• [WHAT YOU SHOULD DO] Every line below that includes "your" counts toward the total. Report that total alone.

• [ENTRIES SHOWN]
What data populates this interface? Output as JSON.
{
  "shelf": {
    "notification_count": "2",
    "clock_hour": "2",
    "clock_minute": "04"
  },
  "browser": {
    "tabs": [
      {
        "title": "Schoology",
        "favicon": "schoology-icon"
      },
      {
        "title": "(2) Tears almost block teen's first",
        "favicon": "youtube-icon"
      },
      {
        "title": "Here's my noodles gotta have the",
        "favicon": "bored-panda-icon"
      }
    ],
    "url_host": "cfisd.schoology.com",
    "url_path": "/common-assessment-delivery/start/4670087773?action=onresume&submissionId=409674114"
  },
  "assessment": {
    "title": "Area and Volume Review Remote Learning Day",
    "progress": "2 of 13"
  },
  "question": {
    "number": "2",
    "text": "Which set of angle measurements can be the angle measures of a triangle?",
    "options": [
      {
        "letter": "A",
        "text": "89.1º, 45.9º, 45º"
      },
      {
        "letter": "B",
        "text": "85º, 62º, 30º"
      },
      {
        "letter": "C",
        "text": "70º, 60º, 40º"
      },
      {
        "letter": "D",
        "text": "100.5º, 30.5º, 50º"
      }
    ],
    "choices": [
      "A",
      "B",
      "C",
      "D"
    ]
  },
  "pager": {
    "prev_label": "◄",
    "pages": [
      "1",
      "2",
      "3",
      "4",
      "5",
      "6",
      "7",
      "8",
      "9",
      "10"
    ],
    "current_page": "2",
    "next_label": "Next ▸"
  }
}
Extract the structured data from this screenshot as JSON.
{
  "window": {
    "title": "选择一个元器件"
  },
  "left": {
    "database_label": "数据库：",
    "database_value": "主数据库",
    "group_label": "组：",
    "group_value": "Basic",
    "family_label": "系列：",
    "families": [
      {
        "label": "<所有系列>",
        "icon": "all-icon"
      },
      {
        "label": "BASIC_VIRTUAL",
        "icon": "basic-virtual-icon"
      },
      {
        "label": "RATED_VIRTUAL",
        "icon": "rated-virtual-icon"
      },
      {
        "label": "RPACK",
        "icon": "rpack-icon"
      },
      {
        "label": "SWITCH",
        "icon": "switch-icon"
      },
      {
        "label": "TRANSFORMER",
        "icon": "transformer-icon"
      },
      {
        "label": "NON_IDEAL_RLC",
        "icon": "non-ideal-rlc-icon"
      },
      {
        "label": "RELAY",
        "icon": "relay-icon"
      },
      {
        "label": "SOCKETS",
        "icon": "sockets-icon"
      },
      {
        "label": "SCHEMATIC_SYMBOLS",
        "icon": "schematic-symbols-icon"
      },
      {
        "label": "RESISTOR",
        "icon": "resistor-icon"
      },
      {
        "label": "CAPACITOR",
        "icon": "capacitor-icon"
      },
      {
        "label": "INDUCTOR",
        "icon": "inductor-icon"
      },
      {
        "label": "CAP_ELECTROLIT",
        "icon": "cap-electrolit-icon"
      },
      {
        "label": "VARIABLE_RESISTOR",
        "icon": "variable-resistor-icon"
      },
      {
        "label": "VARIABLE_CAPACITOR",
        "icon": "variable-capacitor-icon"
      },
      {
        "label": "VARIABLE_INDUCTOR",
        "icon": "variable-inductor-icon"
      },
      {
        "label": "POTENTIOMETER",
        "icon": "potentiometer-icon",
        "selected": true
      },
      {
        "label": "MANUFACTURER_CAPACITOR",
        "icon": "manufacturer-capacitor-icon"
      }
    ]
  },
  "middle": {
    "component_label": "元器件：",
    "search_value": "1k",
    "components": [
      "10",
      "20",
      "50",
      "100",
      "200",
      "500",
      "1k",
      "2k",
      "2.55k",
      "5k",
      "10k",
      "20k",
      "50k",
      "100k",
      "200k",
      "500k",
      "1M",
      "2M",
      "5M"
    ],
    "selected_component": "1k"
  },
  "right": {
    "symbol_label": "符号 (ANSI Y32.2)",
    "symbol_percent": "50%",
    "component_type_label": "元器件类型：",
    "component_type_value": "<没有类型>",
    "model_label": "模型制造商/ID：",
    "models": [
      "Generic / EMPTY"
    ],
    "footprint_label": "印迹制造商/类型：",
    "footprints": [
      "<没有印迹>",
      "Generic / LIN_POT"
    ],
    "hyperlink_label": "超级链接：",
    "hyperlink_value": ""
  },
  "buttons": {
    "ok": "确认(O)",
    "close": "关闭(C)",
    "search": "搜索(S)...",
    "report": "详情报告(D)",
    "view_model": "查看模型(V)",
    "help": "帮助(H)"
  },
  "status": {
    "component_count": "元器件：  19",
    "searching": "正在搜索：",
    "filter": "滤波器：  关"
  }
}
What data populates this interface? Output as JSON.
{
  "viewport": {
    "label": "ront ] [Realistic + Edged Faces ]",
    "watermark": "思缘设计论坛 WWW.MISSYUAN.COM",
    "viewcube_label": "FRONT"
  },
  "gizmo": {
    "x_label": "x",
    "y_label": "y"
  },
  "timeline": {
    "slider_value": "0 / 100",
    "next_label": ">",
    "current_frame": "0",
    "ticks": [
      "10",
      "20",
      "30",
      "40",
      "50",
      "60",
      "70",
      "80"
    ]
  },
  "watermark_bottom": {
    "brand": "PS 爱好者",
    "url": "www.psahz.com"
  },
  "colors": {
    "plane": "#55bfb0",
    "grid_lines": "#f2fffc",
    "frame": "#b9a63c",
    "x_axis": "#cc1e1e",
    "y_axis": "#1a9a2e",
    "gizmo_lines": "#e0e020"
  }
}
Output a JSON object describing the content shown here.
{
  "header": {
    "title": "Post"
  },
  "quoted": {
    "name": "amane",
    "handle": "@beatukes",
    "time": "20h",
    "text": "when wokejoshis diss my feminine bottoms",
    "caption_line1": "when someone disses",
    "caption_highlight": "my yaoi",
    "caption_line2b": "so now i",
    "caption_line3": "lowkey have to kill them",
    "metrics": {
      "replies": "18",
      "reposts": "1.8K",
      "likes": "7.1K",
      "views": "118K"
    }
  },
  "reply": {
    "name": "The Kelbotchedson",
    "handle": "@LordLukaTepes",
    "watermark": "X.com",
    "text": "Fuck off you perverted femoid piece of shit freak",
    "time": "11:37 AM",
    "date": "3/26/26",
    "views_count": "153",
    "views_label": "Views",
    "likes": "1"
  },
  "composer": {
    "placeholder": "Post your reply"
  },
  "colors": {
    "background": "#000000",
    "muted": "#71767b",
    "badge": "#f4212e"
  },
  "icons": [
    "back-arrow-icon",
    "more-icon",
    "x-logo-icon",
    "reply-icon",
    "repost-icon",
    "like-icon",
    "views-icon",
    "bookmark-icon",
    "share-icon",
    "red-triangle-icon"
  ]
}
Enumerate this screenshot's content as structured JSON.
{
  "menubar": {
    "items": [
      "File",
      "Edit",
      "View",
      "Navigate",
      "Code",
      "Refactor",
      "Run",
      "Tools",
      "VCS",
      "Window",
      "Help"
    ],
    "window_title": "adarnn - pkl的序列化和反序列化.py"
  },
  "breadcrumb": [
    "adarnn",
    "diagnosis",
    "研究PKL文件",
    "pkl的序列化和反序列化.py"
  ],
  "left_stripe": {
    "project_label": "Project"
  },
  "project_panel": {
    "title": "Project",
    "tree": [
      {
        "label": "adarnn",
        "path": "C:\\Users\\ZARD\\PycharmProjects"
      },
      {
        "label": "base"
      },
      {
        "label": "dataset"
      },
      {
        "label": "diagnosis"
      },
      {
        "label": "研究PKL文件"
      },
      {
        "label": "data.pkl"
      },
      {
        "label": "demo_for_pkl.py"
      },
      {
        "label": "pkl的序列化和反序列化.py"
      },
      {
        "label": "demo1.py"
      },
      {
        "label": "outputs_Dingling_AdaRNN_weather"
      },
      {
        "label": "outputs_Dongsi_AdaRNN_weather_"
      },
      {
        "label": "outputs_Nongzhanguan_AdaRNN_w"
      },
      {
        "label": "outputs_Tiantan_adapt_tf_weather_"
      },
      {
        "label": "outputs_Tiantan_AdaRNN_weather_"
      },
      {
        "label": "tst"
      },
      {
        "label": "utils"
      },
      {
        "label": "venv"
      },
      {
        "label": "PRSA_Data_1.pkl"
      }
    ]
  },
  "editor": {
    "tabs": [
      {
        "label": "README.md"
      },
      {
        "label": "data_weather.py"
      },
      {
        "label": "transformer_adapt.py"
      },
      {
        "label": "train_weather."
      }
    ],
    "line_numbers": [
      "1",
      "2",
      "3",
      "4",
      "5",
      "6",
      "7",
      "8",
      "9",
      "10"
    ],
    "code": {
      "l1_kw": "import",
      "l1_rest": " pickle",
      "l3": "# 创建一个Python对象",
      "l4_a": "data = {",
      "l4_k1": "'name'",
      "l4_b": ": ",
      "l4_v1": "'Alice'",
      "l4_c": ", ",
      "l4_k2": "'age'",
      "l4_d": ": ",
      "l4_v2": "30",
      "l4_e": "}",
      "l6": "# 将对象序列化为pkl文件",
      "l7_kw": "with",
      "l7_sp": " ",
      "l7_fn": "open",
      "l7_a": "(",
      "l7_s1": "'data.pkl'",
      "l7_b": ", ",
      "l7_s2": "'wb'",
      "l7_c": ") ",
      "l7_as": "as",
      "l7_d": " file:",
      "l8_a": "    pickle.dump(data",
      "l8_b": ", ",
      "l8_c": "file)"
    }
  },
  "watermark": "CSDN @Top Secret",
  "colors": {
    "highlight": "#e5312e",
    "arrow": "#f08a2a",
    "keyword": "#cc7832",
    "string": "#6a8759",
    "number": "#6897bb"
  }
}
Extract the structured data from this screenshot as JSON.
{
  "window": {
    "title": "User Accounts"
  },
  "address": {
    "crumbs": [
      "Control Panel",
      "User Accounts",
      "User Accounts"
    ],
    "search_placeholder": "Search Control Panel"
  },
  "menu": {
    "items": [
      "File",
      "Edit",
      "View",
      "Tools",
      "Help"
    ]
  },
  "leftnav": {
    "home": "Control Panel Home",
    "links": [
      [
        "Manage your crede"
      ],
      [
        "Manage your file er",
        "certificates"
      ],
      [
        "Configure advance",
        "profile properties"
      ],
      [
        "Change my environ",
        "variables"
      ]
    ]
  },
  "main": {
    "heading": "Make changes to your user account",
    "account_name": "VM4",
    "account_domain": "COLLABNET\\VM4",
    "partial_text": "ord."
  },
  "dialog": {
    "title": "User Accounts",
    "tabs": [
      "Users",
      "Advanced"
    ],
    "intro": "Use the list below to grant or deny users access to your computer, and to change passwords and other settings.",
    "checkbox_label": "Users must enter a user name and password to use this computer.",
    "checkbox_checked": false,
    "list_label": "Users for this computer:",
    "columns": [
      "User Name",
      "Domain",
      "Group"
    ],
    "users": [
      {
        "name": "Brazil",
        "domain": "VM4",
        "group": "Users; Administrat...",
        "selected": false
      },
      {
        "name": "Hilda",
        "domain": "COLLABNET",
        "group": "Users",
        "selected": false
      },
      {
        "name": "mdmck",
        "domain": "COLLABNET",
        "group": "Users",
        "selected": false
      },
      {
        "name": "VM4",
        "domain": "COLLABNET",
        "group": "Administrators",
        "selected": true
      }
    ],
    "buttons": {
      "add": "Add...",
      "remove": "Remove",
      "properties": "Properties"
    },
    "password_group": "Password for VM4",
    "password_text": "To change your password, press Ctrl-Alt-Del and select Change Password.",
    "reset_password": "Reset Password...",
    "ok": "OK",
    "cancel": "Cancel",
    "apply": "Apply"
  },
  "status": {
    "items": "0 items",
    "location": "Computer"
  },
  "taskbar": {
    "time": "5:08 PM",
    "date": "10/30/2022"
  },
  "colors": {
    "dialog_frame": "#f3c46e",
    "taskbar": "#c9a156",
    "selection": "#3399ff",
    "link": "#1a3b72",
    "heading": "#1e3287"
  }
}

• [REPLY] 6